The dynamics by contrast is based upon the principle of emphasizing the difference between soft and loud.
I’ll give you a for instance.
Hit a snare three time as soft as possible, now hit it one time medium loud. Do you hear the difference? No? Then you did it wrong. Try it again. I’ll wait.
Did you get it correctly this time? You see, you have to barely feather the little stroke, like they almost don’t exist. And the big one? Just drop the stick with the weight of the hand. It’ll be loud enough.
That’s dynamics using contrast.
It is one I use all the time. It is very useful for a Chicago Shuffle or a train beat (You don’t know what those are?

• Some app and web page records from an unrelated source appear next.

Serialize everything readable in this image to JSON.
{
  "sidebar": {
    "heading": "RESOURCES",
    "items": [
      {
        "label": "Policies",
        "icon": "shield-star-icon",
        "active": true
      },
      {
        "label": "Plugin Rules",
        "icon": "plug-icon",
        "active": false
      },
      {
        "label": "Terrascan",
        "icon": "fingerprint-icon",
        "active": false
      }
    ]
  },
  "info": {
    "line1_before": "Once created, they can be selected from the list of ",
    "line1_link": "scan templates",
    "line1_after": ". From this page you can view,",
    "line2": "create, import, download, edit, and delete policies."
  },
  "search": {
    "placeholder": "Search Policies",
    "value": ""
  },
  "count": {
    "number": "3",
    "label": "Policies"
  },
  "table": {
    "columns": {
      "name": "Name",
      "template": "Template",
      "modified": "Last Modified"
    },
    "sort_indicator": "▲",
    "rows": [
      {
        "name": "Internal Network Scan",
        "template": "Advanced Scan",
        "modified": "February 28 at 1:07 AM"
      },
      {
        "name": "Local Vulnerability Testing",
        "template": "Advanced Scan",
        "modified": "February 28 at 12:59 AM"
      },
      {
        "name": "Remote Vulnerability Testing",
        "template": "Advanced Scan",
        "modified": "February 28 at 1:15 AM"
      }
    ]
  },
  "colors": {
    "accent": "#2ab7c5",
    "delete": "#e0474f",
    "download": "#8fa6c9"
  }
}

No problem, I know an excellent drum teacher that can show you all of that). It is essential for a nice driving funk groove, the kind with a big fat belly of bass drum and a tiny head of acid hi hats.
I will use the dynamics by contrast in order to preserve my drums, to make the skins last longer. But also because drum heads give out different sounds at different volumes. And cymbals are even more sensitive to the touch of a drum stick. These are more colors I can mix into my playing, it extends my range.
So, how do you practically understand how to do contrast? Good question. Thank you for asking.
The answer (with examples!) will be in the next blog.